Their original three-lane spread had to be abandoned because they were obeying another law--one car length between vehicles for every 10 m.p.h. of speed--and speeders kept cutting into the open spaces and breaking up the convoy.


The group got so fragmented that a few drivers never made it to a rendezvous point in Redondo Beach, where, at a gas station off the freeway, over the roar of speeding cars, some of the motorists sipped soft drinks and traded stories like Indy drivers.

A man said he was afraid that one angry driver was about to shoot him. Another said that traveling at 55 was akin to riding in an old milk truck.

Law enforcement agencies have long said that the speed limit not only saves gas but saves lives as well.

Perhaps to stress their slogan that “55 Saves Lives,” officers in several CHP cars followed the protest vehicles for part of the trip.

Legislators too have yet to see the wisdom of returning to the states the ability to set the speed limit. Before 1974, some states allowed speeds of up to 80 m.p.h., while several left it to the discretion of the freeway driver.

Nevertheless, Baxter said similar driving events nationwide were successful--at least for protesters, if not for Sunday drivers.


At least 50 cars showed up in New Jersey, reining in speed-minded drivers on a highway jaunt there.

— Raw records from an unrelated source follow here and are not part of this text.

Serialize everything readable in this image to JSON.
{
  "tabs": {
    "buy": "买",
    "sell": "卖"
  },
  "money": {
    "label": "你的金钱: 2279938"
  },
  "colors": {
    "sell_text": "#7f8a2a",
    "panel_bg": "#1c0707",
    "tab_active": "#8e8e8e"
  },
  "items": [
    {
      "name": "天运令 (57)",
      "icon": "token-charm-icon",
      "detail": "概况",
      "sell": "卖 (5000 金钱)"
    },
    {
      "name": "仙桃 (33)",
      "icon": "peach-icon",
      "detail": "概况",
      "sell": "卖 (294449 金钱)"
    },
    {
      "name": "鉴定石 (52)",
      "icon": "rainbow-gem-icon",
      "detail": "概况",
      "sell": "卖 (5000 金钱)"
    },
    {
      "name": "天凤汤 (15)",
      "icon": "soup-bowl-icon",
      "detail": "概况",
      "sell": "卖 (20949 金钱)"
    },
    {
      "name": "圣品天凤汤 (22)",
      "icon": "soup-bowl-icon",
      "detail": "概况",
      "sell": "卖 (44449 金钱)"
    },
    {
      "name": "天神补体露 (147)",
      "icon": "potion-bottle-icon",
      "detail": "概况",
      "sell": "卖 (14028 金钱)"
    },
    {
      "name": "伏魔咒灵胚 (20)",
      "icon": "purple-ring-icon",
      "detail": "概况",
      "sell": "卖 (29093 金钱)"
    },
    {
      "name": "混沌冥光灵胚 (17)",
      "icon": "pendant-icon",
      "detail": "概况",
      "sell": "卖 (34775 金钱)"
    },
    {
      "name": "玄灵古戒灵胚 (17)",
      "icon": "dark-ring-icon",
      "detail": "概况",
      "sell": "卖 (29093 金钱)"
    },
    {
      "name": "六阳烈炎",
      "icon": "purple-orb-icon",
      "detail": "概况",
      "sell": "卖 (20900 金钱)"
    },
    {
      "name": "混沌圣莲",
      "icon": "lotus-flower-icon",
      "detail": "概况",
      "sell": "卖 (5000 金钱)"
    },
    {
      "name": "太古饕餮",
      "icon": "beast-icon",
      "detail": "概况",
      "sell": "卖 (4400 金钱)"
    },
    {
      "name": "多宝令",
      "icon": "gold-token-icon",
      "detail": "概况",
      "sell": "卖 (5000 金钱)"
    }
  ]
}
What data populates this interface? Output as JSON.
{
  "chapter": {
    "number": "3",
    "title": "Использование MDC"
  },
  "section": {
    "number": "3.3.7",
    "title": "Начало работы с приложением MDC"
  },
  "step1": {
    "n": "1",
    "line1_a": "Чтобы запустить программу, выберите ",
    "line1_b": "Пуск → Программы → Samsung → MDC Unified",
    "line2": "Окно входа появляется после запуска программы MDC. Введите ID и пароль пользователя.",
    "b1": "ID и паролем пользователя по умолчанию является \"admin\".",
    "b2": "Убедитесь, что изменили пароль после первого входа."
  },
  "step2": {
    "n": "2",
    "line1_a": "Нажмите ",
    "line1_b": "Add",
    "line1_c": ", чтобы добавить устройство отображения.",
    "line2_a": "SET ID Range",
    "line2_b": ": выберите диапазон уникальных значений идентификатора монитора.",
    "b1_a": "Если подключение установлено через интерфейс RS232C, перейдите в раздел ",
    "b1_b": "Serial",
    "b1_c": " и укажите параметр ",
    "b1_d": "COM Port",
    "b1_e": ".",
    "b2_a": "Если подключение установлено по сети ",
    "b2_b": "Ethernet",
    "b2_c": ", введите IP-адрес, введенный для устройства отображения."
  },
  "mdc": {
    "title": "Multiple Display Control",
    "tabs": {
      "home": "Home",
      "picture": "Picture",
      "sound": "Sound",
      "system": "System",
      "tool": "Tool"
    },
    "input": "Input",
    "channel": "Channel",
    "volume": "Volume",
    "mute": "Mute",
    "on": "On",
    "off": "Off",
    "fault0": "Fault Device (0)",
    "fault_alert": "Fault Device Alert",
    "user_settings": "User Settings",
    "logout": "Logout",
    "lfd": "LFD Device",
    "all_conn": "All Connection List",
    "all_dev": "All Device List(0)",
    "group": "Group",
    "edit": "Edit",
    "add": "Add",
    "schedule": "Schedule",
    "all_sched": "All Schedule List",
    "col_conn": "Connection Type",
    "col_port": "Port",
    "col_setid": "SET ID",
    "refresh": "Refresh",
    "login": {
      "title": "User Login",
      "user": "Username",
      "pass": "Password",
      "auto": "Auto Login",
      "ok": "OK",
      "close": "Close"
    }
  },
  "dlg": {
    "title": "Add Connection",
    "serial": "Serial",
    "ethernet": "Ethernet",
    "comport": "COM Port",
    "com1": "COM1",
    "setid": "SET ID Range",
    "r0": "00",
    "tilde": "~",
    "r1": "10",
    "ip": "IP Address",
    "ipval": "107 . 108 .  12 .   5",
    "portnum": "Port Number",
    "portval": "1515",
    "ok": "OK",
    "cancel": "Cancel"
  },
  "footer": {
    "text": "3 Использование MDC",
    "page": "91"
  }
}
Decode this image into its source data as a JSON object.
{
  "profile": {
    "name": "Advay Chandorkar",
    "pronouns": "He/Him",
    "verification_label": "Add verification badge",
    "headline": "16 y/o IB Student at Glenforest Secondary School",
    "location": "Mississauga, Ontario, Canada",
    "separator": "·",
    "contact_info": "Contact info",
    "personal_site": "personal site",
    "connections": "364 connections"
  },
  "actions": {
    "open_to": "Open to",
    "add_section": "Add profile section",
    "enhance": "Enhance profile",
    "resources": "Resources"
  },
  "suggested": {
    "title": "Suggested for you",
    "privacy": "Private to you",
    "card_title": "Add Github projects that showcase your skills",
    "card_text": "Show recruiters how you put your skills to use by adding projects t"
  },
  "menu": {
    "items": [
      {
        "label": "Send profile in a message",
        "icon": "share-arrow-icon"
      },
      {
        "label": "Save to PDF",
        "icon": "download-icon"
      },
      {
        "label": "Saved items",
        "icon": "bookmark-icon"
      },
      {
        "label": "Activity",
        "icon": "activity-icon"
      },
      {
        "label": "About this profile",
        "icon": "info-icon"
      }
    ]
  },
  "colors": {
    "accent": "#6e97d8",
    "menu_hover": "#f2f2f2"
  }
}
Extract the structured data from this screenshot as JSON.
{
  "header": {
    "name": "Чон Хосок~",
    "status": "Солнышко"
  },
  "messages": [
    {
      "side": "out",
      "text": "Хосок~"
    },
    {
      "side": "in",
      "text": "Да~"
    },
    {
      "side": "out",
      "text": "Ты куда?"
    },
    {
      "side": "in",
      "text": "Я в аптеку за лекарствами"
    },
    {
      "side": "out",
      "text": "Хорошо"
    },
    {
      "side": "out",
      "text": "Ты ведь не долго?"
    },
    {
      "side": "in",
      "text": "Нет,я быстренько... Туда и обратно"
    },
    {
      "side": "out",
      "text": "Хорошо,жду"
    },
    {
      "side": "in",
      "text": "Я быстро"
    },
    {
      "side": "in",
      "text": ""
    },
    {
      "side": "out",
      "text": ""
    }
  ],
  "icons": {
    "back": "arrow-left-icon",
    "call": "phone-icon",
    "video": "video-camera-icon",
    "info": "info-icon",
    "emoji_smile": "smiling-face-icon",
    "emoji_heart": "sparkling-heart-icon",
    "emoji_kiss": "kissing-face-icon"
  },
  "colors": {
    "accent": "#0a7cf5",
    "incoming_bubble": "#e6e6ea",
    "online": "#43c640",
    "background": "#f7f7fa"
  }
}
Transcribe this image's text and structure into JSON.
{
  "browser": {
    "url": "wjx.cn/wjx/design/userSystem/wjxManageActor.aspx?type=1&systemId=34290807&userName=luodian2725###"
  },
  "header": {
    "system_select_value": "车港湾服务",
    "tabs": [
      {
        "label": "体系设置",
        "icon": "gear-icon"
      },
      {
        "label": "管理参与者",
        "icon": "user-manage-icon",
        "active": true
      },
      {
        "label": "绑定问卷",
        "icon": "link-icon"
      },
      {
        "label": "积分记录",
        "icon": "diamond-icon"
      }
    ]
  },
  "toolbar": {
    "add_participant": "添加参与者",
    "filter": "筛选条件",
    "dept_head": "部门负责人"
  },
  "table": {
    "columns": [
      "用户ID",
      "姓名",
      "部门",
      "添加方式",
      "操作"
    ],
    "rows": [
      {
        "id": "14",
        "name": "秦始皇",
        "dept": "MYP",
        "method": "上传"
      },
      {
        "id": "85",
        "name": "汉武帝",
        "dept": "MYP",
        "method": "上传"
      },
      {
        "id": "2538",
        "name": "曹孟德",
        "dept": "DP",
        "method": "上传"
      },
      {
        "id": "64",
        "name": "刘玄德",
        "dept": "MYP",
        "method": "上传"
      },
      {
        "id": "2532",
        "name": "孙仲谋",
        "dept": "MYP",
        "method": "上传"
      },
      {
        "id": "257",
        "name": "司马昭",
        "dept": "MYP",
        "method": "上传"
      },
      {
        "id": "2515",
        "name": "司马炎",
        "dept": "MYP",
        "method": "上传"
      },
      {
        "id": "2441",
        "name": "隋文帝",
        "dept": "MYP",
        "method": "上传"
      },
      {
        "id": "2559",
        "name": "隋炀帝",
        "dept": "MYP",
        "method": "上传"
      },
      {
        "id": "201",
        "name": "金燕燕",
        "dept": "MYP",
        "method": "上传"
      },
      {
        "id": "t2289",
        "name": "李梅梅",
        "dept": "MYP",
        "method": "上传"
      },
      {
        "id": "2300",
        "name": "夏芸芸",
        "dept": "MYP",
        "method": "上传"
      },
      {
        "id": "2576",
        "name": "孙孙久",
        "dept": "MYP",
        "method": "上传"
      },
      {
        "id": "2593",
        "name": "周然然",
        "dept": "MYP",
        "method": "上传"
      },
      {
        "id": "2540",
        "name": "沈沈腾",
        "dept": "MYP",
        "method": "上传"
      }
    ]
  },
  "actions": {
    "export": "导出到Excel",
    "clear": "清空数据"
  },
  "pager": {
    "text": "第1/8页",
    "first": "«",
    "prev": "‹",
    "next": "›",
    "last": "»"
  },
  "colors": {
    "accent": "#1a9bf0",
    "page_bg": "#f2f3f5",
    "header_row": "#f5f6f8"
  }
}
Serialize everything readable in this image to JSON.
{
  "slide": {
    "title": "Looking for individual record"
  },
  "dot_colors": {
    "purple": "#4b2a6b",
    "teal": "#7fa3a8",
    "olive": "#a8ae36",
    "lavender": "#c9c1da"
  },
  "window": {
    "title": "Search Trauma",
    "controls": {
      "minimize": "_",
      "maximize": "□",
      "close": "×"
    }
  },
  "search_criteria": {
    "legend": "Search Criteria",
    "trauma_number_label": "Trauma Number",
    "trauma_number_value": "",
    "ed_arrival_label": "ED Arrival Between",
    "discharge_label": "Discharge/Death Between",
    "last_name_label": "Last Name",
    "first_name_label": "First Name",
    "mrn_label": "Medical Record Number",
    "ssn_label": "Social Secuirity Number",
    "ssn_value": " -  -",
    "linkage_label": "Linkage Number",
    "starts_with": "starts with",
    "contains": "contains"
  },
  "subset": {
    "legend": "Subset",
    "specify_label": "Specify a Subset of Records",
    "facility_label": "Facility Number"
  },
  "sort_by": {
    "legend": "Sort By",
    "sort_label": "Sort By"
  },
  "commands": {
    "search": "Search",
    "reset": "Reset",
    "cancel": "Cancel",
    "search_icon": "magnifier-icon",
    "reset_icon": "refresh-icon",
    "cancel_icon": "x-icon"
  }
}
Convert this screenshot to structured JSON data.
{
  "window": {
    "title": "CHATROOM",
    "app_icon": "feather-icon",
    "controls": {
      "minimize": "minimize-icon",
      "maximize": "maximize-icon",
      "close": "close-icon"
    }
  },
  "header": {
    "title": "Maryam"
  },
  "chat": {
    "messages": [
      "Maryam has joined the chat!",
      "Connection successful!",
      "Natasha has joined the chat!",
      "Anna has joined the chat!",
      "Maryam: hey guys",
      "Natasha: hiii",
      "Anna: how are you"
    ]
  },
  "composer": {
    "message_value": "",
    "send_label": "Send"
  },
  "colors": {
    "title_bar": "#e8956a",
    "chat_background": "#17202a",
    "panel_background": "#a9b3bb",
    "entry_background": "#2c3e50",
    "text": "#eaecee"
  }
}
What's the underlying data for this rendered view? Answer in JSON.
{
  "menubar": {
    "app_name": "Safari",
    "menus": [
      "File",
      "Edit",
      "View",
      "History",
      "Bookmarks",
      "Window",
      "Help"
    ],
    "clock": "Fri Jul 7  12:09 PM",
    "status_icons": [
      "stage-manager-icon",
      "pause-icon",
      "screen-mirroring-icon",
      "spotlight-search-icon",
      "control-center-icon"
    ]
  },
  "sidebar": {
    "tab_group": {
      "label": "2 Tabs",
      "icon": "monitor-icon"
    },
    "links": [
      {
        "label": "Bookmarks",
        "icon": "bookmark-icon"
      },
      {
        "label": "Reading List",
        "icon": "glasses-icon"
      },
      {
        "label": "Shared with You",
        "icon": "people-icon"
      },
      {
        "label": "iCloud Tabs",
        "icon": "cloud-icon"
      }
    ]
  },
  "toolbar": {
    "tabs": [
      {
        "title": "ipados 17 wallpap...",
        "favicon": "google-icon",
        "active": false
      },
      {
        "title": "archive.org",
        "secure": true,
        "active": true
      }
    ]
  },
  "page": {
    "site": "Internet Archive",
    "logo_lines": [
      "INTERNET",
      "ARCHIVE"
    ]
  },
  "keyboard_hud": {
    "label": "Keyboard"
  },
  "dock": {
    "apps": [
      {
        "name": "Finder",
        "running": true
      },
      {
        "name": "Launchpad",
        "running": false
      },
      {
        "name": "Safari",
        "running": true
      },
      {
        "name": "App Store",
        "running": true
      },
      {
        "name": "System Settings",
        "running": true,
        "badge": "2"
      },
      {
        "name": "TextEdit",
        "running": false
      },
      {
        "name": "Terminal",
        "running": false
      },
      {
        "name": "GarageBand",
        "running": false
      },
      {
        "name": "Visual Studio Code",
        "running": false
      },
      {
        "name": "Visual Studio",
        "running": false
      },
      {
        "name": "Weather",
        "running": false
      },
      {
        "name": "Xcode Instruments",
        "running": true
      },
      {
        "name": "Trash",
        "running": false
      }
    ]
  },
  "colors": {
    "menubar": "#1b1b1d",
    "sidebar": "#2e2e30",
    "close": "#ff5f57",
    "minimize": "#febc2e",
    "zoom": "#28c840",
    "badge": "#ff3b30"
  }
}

And in Wisconsin, Baxter and his 1986 Audi trundled along Interstate 90 outside Madison, holding up the rear of a caravan of about 30 protesters in everything from vans and family wagons to motorcycles and Corvettes.

“What we’re saying is, hey, if people don’t like it, they should do something about it,” Baxter said. “They could start by telling their elected representatives to change the law.

“Luckily, we had ample signage on our cars so people knew what we were doing,” said Baxter, who lobbies full time for repeal of the federal law. “If we didn’t, I’m sure we would have gotten a lot of single-digit fingers.”